It’s now the end of the beekeeping season for this year. We won’t be opening our hives for inspections until the spring now. At this time of the year wasps can be a real pain for honey bees – they will attack weak colonies and raid them for their stores. Thankfully this year our colonies are strong so have been able to stop any raiders from entering the hives. This morning I helped a friend who is looking after a small colony that was getting hammered by wasps. We came up with a rather Heath Robinson contraption to try a fool the wasps. The idea is that direct flight into the hive is now impossible, which confuses the wasps. The bees are smarter and quickly worked out that they could get in by going round the edge of the plastic plate. Let’s hope that this colony makes it through the winter.
A few weeks ago we entered the The North London Beekeepers’ annual show. Many honey shows have been cancelled this year for obvious reasons. I was so pleased with how our entries got on this year – we have very talented bees! We joined a Zoom call to hear all the results announced and then I ran another popular honey tasting session.
We have now extracted all our honey for the year – it is available to buy through our website shop. My favourite lot for the year is #80 – it is a very dark honey, with a tangy and spicy flavour. We don’t have very many jars of it, so I recommend that you grab a jar while we still have some available (or before I eat it all…).
We are in the middle of a heat wave in London. I can’t even contemplate putting on a beesuit and inspecting our hives – This sort of weather makes me really respect beekeepers from warmer parts of the world – it is no fun being in your own private sauna while trying to properly check through hives.
We’ve been steadily taking off batches of honey for the last month or so. The yield this year is down on last year, but we are thankful to have some. It has been such a delight comparing the different batches – the colours and flavours are so variable depending on which flowers the bees have been foraging on.
We have also taken our first cut comb honey of the year – to me nothing beats eating honey directly from the comb. It really is the most natural and simple way to enjoy it.
Last month I had great fun giving a talk to the Stroud Green WI. I had originally been scheduled to do it in March, but it was postponed due to the lock down. We eventually got everyone together via Zoom. I talked about beekeeping in London, then we did a honey tasting. I sent them each small samples of various types of honey and we tasted them together. I think that they were amazed by the huge variations between the different types of honey and I was delighted that they appeared to enjoy our honey the most! London honey is particularly flavorsome because of the huge variety of plants that the bees are able to forage on.

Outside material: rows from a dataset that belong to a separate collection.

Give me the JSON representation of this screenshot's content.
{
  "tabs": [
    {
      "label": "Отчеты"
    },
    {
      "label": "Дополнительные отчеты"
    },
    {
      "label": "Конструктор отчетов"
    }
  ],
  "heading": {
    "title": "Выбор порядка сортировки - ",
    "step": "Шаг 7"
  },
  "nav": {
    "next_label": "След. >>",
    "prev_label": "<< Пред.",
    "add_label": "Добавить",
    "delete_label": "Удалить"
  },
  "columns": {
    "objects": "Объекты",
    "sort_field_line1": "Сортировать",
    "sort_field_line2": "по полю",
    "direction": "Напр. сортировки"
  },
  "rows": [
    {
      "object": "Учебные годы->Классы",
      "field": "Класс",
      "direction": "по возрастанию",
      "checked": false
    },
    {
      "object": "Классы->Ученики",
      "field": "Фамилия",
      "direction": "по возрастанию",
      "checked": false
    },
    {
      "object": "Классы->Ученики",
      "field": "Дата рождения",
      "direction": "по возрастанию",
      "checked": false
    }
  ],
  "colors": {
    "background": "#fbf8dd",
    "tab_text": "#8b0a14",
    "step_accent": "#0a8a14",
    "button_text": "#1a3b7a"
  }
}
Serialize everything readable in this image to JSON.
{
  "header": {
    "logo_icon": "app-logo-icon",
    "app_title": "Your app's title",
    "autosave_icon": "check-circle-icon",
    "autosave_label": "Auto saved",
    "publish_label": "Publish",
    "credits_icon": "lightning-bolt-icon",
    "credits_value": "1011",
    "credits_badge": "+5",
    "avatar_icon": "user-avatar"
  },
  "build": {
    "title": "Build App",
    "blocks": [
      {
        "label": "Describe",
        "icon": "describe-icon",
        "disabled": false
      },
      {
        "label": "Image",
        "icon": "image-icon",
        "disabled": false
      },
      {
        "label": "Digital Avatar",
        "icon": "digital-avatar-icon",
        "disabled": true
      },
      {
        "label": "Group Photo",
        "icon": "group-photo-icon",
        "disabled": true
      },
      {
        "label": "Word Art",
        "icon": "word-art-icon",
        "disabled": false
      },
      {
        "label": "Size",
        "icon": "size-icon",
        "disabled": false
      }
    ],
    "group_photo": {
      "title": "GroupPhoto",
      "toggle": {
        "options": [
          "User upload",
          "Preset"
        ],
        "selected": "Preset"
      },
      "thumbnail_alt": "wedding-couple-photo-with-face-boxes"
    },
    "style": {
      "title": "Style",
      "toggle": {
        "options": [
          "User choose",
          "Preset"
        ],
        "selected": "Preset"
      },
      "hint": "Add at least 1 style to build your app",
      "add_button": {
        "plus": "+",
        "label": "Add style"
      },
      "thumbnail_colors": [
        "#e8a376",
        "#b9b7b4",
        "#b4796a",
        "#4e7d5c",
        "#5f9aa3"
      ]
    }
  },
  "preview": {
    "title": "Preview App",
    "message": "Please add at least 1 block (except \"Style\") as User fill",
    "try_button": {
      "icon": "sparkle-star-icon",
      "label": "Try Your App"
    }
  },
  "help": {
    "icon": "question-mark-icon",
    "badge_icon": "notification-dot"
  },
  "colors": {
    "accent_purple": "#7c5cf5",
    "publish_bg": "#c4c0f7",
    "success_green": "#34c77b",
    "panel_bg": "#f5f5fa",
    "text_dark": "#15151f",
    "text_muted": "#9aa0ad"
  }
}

This year we decided to change the material of our label – for sometime we have been trying to decrease our use of single use plastic and we felt that our clear plastic labels could no longer be justified.